The Grim Reaper finally came for Isaac Nash in September 1897, no doubt wielding a locally-made scythe, but the firm’s future was secure, at least for another half-century.

Isaac Nash put Belbroughton scythes on the international stage, supplying blades across the Commonwealth, as well as to the United States, South America and parts of Europe. Danish farmers alone bought some 10,000 a year. Yet curiously many of the Nash exports bore the trade name “Thomas Waldron”, the man that had started the industry in the first place. When Nash bought out Waldron’s, he purchased the right to retain their name.

Bear in mind that different parts of the world, as well as different counties in England, preferred scythes of a particular design, varying greatly in length and thickness. In addition, different plants – whether they be mint, lavender, hay, grass, hedge and even peat – required handles and blades of variable length and thickness. The Belbroughton scythe-makers had to meet all of those many particular demands.

What made the Nash scythes and sickles the industry leader was the way in which they were put together. While cheaper blades could be made from a single piece of steel, the Belbroughton scythes consisted of a layer of metals. On the outside were two thin strips of Swedish iron (considered to be the best in
Europe), and sandwiched between them was the sharp cutting steel, which was supplied from Sheffield.

Such a blade went through a complex process of welding together and forging, before it was tempered and hardened. Then, when the scythe was ground, the cutting steel was exposed. The Belbroughton blade was thus more easily sharpened, and less prone to breaking than its less robust rivals.

It was ironic that the mechanisation which had stimulated the Belbroughton industry was eventually the cause of its downfall, as agriculture shifted from hand-operated cutting to mechanical harvesting.

In the wake of such changes, Nash’s diversified into other areas, supplying butcher’s knives and palm cutting equipment to Africa, but slowly the mills fell silent. The firm was taken over a number of times in the 1960s, ending its days as part of Spear & Jackson. In April 1968 the works came to a grinding halt.

Most visitors to Belbroughton today would have no idea that it had an industrial past, and there is little in the village today to give any hint of its significance. A few of the old mill pools survive, but most of the mills themselves have been demolished.

You can add Belbroughton scythes to that long list of lost industries of the West Midlands.

Today, Belbroughton is becoming known for its Beer and Musical festival, one of the country’s biggest beer festivals.
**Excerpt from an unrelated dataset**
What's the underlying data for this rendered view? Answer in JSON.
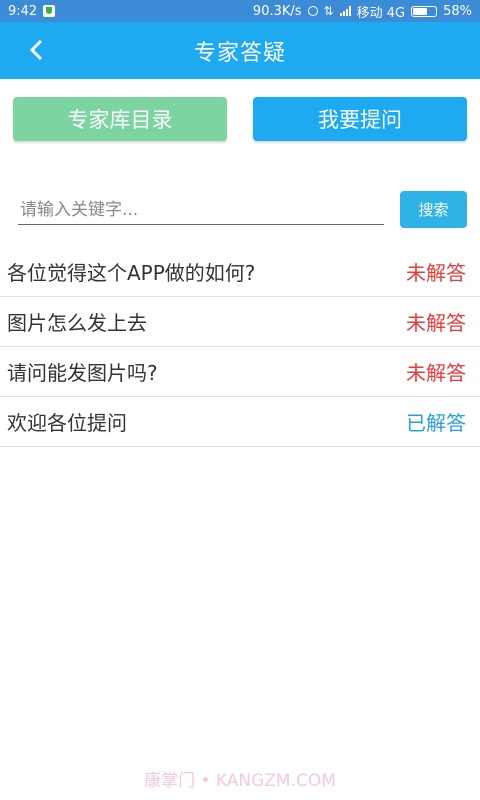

It’s also famous for the Belbroughton Scarecrow Festival which takes place every year raising thousands of pounds for charity and bringing thousands of visitors to the village.